Republicans criticized both ideas.
“We hope the president submits a budget with real solutions instead of more spending, higher taxes and dangerous levels of debt,” said Kevin Seifert, a spokesman for House Budget Committee Chairman Paul Ryan, R-Wis.
Brendan Buck, spokesman for House Speaker John Boehner, R-Ohio, said: “This reaffirms what has become all too apparent: The president has no interest in doing anything, even modest, to address our looming debt crisis. With three years left in office, it seems the president is already throwing in the towel.”
White House aides unveiled the broad brush strokes of the budget weeks before the formal proposal.
Spokesman Josh Earnest said Obama will urge the new spending as part of an “opportunity growth and security initiative.”
It would include money for manufacturing institutes, preschool education and a contest among states to spur energy efficiency, according to two senior administration officials who are familiar with the proposal but not authorized to speak publicly as a matter of White House practice.
The president will recommend paying for the proposals by closing tax loopholes and “spending reforms,” but the officials declined to outline specific recommendations except to confirm that Obama will suggest raising the cigarette tax to finance preschool programs.
In a change of negotiating style, Obama will return to a “traditional way of budgeting” when he unveils a spending plan that solely reflects his priorities, one of the officials said. He will abandon the approach of publicly offering the curbs in growth of entitlement benefits as part of a package, only to end up with no deal.
The White House said it will discuss entitlement spending if Republicans first signal their willingness to consider tax increases on the wealthy — a move that would anger the GOP base.
“The president was willing to step forward and put on the table a concrete proposal,” Earnest said. “Unfortunately, Republicans refused to even consider the possibility of raising some revenue by closing some loopholes that benefit only the wealthy and the well-connected.”
The White House also suggested that a dropping deficit eases the pressure for dramatic reductions in entitlement spending. At the end of 10 years, Earnest said, the deficit will drop to 2 percent of the overall economy, according to White House forecasts that will be included in the budget proposal.
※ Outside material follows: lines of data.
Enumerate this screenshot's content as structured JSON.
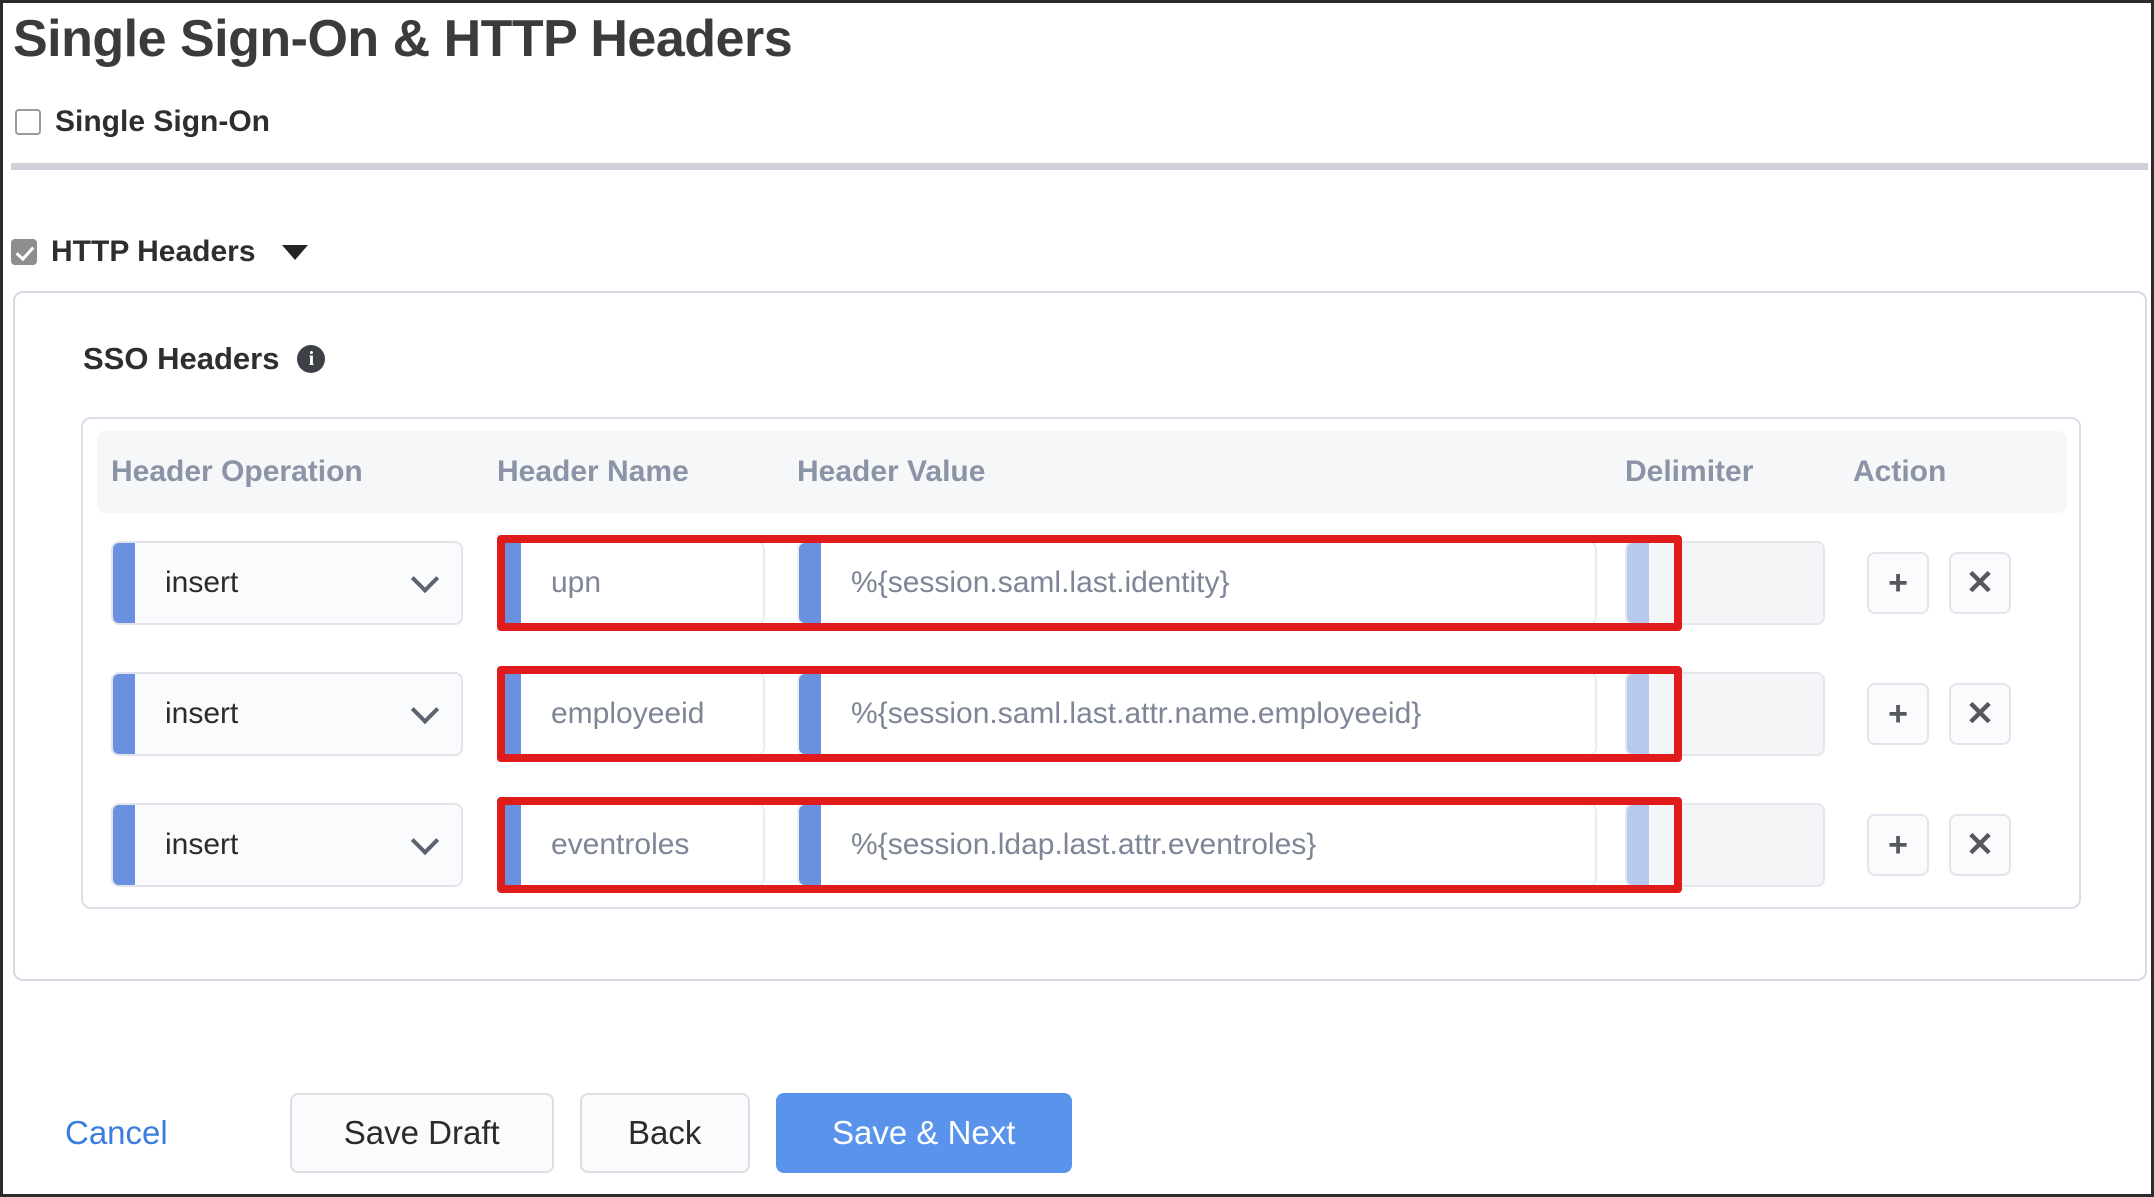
{
  "page": {
    "title": "Single Sign-On & HTTP Headers"
  },
  "sso_section": {
    "label": "Single Sign-On",
    "checked": false
  },
  "http_headers_section": {
    "label": "HTTP Headers",
    "checked": true,
    "caret_icon": "chevron-down-icon"
  },
  "panel": {
    "heading": "SSO Headers",
    "info_icon": "info-icon",
    "info_glyph": "i"
  },
  "table": {
    "columns": [
      "Header Operation",
      "Header Name",
      "Header Value",
      "Delimiter",
      "Action"
    ],
    "rows": [
      {
        "operation": "insert",
        "name": "upn",
        "value": "%{session.saml.last.identity}",
        "delimiter": "",
        "add_label": "+",
        "remove_label": "✕",
        "highlighted": true
      },
      {
        "operation": "insert",
        "name": "employeeid",
        "value": "%{session.saml.last.attr.name.employeeid}",
        "delimiter": "",
        "add_label": "+",
        "remove_label": "✕",
        "highlighted": true
      },
      {
        "operation": "insert",
        "name": "eventroles",
        "value": "%{session.ldap.last.attr.eventroles}",
        "delimiter": "",
        "add_label": "+",
        "remove_label": "✕",
        "highlighted": true
      }
    ]
  },
  "footer": {
    "cancel": "Cancel",
    "save_draft": "Save Draft",
    "back": "Back",
    "save_next": "Save & Next"
  },
  "colors": {
    "accent_blue": "#6a91e0",
    "primary_button": "#5a93ec",
    "link_blue": "#3b7ddd",
    "highlight_red": "#e01b1b",
    "header_text": "#8b93a6"
  }
}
“There’s more that we can do,” Earnest said. “But … the deficit in this country has been declining at the fastest rate since the end of World War II.”
In its recent 10-year budget outlook, the nonpartisan Congressional Budget Office said deficits will double to more than $1 trillion within a decade if current law remains the same.
To save $230 billion over 10 years, Obama had proposed adopting a new way of calculating benefit increases that assumes consumers don’t always pay higher prices for products but rather substitute with cheaper alternatives. The net result is a lower inflation rate than measured by the conventional consumer price index.
Thursday’s announcement came as Democrats fight to hold seats in the congressional elections, with the healthcare law a likely hindrance. Immediately, one party leader used it to appeal to seniors, whose steady votes are sought in low-turnout midterm elections.
“I commend President Obama for his commitment to keeping Social Security strong and for rejecting Republican calls to cut badly needed cost-of-living increases,” said Senate Majority Leader Harry Reid, D-Nev.